**Task instructions**. Wherever the listing has a line with the string "JSON", copy that line out.
+===+
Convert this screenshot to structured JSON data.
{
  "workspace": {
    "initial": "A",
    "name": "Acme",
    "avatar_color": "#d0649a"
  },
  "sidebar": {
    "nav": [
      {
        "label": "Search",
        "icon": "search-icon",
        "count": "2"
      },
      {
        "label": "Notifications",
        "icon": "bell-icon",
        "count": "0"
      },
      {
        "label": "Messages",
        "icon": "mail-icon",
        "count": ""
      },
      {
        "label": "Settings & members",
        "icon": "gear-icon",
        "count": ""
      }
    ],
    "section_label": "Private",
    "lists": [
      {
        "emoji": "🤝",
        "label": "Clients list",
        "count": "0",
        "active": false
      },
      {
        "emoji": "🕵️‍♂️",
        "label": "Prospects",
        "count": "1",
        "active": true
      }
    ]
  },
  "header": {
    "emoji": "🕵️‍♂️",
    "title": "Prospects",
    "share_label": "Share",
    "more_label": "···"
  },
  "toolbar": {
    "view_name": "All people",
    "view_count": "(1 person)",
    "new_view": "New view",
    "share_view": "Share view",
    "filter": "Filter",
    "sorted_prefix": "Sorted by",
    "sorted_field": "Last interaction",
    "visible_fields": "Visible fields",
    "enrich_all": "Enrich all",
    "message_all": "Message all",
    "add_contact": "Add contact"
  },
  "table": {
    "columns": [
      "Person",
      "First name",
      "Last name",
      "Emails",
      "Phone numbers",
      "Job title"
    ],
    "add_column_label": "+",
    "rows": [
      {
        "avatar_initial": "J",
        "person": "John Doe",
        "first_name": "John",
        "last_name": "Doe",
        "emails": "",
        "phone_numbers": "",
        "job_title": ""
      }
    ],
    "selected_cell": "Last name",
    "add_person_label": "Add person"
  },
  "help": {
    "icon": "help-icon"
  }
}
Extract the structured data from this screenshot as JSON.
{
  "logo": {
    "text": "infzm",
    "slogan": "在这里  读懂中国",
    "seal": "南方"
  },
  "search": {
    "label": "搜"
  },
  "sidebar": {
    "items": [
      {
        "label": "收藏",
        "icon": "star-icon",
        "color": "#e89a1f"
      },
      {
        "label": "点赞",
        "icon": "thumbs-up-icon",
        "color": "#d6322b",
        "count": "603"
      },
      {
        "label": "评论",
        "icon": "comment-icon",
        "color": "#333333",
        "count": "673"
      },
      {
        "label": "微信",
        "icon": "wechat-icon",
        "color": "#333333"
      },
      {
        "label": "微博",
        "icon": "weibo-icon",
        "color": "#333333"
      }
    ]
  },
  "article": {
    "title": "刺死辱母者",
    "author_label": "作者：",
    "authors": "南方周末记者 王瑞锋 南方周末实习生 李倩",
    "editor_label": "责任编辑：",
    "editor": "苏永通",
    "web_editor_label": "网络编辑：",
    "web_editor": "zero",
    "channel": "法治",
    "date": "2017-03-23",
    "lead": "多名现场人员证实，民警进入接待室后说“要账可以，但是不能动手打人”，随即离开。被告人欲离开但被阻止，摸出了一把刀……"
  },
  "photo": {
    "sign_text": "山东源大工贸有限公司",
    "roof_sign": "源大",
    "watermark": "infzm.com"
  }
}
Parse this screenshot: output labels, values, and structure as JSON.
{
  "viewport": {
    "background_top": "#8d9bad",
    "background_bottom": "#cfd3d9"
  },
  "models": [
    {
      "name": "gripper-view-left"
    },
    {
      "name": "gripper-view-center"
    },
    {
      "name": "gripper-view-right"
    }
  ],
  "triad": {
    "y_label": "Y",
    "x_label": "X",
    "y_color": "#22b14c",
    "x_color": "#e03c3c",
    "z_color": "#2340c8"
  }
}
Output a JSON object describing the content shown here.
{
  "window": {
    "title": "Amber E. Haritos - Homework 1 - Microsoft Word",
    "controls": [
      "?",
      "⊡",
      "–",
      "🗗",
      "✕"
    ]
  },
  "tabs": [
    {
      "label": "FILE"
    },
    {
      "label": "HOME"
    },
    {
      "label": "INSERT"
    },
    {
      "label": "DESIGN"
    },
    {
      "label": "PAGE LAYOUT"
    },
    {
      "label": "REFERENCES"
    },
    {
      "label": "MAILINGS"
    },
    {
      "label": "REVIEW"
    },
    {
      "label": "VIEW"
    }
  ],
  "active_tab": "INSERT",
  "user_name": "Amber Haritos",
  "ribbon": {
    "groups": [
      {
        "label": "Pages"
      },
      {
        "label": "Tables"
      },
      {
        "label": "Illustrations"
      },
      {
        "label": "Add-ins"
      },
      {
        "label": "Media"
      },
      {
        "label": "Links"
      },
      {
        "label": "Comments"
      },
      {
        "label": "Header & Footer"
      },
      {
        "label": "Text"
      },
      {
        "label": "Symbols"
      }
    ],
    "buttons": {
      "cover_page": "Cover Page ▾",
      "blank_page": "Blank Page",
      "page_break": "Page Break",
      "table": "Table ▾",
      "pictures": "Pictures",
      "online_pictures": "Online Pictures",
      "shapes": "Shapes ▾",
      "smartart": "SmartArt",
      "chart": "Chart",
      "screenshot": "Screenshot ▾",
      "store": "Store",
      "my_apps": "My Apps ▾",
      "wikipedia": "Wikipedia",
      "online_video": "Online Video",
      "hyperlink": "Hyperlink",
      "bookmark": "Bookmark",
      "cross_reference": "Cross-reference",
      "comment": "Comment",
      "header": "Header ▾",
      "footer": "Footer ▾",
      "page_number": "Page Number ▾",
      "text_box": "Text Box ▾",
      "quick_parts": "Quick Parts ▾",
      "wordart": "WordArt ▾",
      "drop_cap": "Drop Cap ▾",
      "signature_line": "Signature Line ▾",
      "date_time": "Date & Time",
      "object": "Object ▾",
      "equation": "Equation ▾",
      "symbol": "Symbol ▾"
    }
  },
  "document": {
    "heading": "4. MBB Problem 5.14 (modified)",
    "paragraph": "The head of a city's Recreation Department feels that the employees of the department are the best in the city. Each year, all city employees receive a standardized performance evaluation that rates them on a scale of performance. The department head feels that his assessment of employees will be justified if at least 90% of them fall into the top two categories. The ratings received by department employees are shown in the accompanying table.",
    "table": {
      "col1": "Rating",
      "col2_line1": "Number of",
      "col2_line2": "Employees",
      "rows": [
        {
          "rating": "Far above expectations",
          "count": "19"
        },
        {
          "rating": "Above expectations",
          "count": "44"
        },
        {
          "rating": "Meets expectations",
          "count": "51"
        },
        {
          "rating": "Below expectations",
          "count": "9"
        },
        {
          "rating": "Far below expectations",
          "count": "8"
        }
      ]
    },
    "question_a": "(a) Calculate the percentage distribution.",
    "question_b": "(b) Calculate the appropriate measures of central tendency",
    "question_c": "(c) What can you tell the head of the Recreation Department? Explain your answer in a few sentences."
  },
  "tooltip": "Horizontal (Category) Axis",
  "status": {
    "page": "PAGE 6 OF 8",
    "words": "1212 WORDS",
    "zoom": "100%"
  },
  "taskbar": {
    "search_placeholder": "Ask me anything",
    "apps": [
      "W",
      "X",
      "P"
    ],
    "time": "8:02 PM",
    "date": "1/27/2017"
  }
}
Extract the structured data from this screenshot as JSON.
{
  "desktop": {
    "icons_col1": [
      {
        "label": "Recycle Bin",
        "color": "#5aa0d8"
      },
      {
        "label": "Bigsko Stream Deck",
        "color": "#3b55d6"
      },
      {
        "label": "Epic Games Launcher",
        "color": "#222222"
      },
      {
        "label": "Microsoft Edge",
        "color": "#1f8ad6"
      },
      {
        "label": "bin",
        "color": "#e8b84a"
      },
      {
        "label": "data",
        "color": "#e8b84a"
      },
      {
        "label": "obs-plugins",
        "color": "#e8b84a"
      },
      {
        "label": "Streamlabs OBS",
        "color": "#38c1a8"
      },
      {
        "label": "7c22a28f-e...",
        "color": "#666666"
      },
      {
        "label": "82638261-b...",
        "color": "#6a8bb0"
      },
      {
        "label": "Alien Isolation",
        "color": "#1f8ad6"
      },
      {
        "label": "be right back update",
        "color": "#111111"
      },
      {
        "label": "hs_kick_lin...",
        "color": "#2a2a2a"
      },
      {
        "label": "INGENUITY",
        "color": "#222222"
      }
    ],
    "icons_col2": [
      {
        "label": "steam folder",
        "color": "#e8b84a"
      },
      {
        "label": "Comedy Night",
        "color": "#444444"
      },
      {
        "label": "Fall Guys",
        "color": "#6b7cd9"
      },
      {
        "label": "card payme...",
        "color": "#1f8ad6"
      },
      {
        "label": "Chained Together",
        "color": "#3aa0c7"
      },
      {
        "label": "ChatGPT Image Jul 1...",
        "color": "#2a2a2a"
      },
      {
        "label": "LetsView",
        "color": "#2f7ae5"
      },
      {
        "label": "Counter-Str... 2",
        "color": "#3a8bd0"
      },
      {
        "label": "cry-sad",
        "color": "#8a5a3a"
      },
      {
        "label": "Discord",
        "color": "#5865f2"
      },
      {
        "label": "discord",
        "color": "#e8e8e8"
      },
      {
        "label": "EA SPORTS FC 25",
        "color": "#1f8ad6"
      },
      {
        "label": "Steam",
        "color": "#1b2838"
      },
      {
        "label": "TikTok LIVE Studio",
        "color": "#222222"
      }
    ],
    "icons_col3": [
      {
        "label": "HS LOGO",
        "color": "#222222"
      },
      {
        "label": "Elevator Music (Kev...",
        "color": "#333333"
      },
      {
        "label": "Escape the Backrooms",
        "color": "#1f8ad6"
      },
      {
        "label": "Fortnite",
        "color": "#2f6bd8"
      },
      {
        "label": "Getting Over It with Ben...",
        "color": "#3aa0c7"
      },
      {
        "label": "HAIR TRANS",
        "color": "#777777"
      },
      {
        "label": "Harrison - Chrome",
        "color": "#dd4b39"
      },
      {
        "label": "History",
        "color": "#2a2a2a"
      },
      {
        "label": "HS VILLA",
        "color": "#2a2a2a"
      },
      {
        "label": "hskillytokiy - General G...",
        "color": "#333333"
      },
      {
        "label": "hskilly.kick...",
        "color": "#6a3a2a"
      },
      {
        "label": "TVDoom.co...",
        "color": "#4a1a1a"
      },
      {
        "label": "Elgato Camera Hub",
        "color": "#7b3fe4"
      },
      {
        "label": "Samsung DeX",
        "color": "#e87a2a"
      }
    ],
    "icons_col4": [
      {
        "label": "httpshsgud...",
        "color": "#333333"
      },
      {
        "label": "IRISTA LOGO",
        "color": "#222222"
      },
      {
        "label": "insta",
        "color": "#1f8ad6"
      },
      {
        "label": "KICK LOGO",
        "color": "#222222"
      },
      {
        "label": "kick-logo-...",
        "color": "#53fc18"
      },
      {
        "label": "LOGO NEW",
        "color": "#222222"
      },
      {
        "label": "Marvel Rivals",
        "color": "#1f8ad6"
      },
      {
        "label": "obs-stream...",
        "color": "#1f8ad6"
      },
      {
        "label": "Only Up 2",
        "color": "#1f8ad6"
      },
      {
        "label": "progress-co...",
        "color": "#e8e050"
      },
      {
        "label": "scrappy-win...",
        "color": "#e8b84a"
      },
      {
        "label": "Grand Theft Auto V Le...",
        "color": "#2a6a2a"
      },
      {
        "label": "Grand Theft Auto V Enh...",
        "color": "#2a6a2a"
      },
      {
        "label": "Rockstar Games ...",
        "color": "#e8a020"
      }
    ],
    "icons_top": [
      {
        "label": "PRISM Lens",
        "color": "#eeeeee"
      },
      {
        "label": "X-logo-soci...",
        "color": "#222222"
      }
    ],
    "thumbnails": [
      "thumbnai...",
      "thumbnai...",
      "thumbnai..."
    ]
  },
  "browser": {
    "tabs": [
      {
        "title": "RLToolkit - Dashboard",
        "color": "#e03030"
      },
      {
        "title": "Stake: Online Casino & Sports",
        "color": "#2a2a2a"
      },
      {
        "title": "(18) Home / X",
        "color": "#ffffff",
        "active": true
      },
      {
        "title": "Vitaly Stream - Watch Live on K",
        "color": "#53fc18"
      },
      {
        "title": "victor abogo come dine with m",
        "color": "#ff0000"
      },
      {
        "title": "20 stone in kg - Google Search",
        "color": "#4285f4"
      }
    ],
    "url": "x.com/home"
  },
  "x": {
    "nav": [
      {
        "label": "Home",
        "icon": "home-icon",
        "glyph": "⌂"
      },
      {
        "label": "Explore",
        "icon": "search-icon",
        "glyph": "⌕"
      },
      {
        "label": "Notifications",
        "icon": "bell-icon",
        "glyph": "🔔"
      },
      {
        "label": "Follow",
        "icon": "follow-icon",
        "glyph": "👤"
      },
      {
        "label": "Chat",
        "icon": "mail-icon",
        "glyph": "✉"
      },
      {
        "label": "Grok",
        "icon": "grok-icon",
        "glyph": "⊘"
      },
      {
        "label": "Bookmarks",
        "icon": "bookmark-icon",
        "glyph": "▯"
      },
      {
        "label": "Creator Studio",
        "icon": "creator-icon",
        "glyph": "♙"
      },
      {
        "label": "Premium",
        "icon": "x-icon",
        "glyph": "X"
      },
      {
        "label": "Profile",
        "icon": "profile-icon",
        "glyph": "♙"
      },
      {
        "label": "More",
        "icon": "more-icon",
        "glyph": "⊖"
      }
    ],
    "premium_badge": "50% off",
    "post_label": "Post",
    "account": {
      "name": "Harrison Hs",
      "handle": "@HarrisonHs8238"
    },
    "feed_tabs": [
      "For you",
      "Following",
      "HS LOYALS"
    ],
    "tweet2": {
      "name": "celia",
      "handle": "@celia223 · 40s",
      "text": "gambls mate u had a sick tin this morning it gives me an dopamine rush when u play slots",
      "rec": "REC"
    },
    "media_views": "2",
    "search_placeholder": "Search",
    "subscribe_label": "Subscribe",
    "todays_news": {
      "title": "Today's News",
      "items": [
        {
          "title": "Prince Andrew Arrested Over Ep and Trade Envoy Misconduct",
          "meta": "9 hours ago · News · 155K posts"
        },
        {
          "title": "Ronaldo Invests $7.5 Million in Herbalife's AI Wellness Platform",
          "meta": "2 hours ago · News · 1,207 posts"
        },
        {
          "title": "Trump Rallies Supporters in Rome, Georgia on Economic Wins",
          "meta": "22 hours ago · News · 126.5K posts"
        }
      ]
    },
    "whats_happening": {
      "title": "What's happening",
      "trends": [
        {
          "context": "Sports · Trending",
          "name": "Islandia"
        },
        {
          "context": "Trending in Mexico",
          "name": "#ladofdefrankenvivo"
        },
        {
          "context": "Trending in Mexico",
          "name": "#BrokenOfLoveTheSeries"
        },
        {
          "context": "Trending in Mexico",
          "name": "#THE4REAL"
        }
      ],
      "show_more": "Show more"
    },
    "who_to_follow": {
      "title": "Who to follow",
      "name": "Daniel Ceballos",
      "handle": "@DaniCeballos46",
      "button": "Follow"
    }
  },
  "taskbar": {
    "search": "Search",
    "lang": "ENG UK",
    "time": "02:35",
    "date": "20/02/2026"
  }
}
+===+
**Solved exercise**.
Convert this screenshot to structured JSON data.
Extract the structured data from this screenshot as JSON.
Parse this screenshot: output labels, values, and structure as JSON.
Output a JSON object describing the content shown here.
Extract the structured data from this screenshot as JSON.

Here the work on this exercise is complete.